As city's dazzle turns to dread, what's next?

A lot of people are holding their breath in Banktown these days.

Troubled Wachovia Corp. has selected a new chief executive officer with impressive credentials, but he doesn't walk on water.

Even as the announcement of former U.S. Treasury Department official Bob Steel's hiring came Wednesday, bank officials predicted second-quarter losses could reach $2.8 billion.

Wachovia's uptown neighbor, Bank of America, hasn't been immune either from the nation's sub-prime lending and financial markets turmoil.

In Charlotte, I think we're starting to see bravado – “We're the nation's second-largest banking center” – give way to doubt and anxiety.

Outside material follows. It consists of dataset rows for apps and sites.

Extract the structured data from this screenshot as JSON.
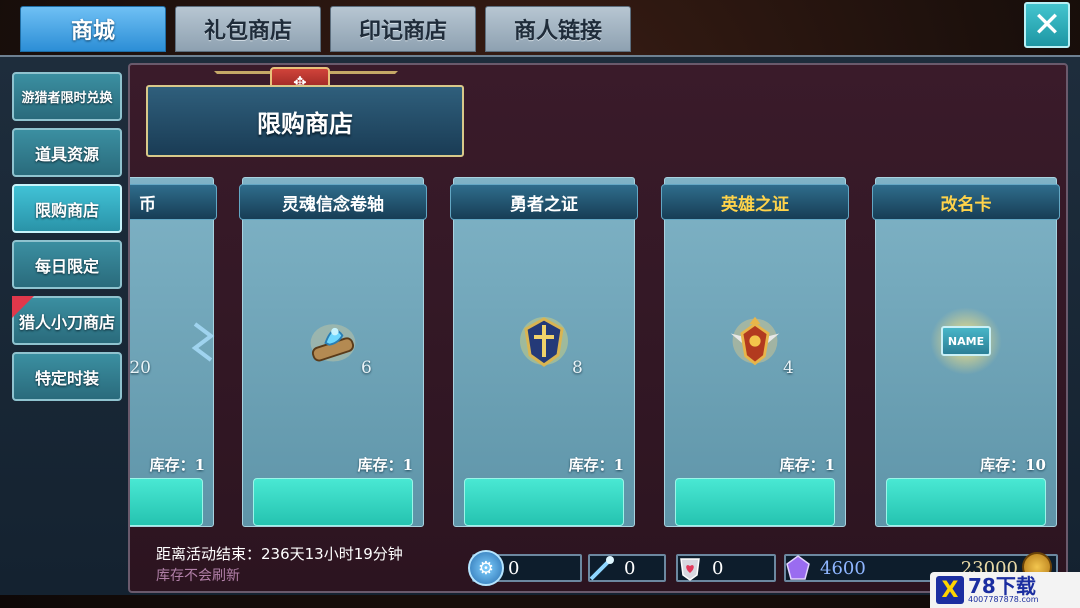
{
  "tabs": [
    {
      "label": "商城",
      "active": true
    },
    {
      "label": "礼包商店",
      "active": false
    },
    {
      "label": "印记商店",
      "active": false
    },
    {
      "label": "商人链接",
      "active": false
    }
  ],
  "close_icon": "close-icon",
  "sidebar": {
    "items": [
      {
        "label": "游猎者限时兑换"
      },
      {
        "label": "道具资源"
      },
      {
        "label": "限购商店",
        "active": true
      },
      {
        "label": "每日限定"
      },
      {
        "label": "猎人小刀商店",
        "flag": true
      },
      {
        "label": "特定时装"
      }
    ]
  },
  "panel": {
    "title": "限购商店"
  },
  "cards": [
    {
      "title": "币",
      "qty": "20",
      "stock": "库存：1",
      "icon": "partial-item-icon"
    },
    {
      "title": "灵魂信念卷轴",
      "qty": "6",
      "stock": "库存：1",
      "icon": "scroll-icon"
    },
    {
      "title": "勇者之证",
      "qty": "8",
      "stock": "库存：1",
      "icon": "shield-emblem-icon"
    },
    {
      "title": "英雄之证",
      "qty": "4",
      "stock": "库存：1",
      "icon": "winged-crest-icon",
      "gold": true
    },
    {
      "title": "改名卡",
      "qty": "",
      "stock": "库存：10",
      "icon": "name-card-icon",
      "art_text": "NAME"
    }
  ],
  "footer": {
    "countdown": "距离活动结束：236天13小时19分钟",
    "note": "库存不会刷新",
    "currencies": [
      {
        "icon": "gear-coin-icon",
        "value": "0"
      },
      {
        "icon": "wand-icon",
        "value": "0"
      },
      {
        "icon": "heart-badge-icon",
        "value": "0"
      },
      {
        "icon": "gem-icon",
        "value": "4600"
      },
      {
        "icon": "gold-coin-icon",
        "value": "23000"
      }
    ]
  },
  "watermark": {
    "logo": "X",
    "brand": "78下载",
    "url": "4007787878.com"
  }
}
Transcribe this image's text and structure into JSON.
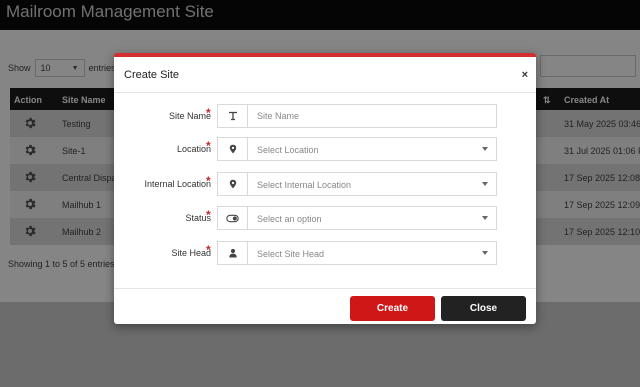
{
  "app": {
    "title": "Mailroom Management Site"
  },
  "list": {
    "show_label": "Show",
    "page_size": "10",
    "entries_label": "entries",
    "columns": {
      "action": "Action",
      "site_name": "Site Name",
      "created_at": "Created At"
    },
    "rows": [
      {
        "name": "Testing",
        "created": "31 May 2025 03:46"
      },
      {
        "name": "Site-1",
        "created": "31 Jul 2025 01:06 PI"
      },
      {
        "name": "Central Dispa",
        "created": "17 Sep 2025 12:08 I"
      },
      {
        "name": "Mailhub 1",
        "created": "17 Sep 2025 12:09 I"
      },
      {
        "name": "Mailhub 2",
        "created": "17 Sep 2025 12:10 I"
      }
    ],
    "info": "Showing 1 to 5 of 5 entries"
  },
  "modal": {
    "title": "Create Site",
    "close_glyph": "×",
    "fields": [
      {
        "label": "Site Name",
        "icon": "text-cursor-icon",
        "placeholder": "Site Name",
        "type": "text"
      },
      {
        "label": "Location",
        "icon": "map-pin-icon",
        "placeholder": "Select Location",
        "type": "select"
      },
      {
        "label": "Internal Location",
        "icon": "map-pin-icon",
        "placeholder": "Select Internal Location",
        "type": "select"
      },
      {
        "label": "Status",
        "icon": "toggle-icon",
        "placeholder": "Select an option",
        "type": "select"
      },
      {
        "label": "Site Head",
        "icon": "user-icon",
        "placeholder": "Select Site Head",
        "type": "select"
      }
    ],
    "create_label": "Create",
    "close_label": "Close"
  },
  "colors": {
    "accent": "#d01717",
    "dark_button": "#222222",
    "header_bar": "#0b0b0b"
  }
}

Wachovia and Bank of America are builders of the center city skyline, patrons of the arts, pillars of the economy.

If they falter, what happens to Charlotte?

Many worry that a weakened Wachovia could be acquired, losing its independence and hometown allegiance to Charlotte.

Real estate brokers say potential homebuyers who perceive their financial center jobs in doubt already are pulling back, wary of what might happen.

The uptown condo market in particular has thrived on a supply of young professionals, many of whom are employees of banks or in financial businesses tied to the growth of banks.

If hiring for those jobs wanes or if more layoffs come – and some say they already are under way – what happens?

Real estate developers believe there's little chance that a half a dozen or so residential towers proposed uptown – but not yet started – will get under way this year. Lenders will be skittish about financing them, they say, until the housing market shows solid signs of recovery.

Landlords in the office-leasing market are concerned, too.

One major office-condo-retail development – 300 South Tryon – was postponed earlier this year over worries that a bank slowdown could squelch office demand.

The city's big towers have filled with tenants in large part because the bank anchors pulled in law firms and other related vendors around them.

If the banks aren't growing, who leases the estimated 1 million-plus square feet of speculative office space expected to come on the market over the next two years?

Maybe the financial bleeding will stop, and everything will work out for Charlotte and the banks over the next year.

Some economists can see a turnaround coming possibly by mid-2009.

But in the meantime, nail biting has become the norm in Banktown.

The city's Hugh McColl Jr. swagger has faded.

Remember how the former Bank of America chairman used to dazzle stock market analysts in New York with the bank's next bold move?

Today, Charlotte's two big banks aren't dazzling.

They're too busy defending their actions to Wall Street analysts and fending off angry shareholders.

How quickly fortunes can be reversed. In Banktown, this is something we never thought we would see when our banking giants were flying high just over a year ago.

See responses to Doug Smith's blog on this topic at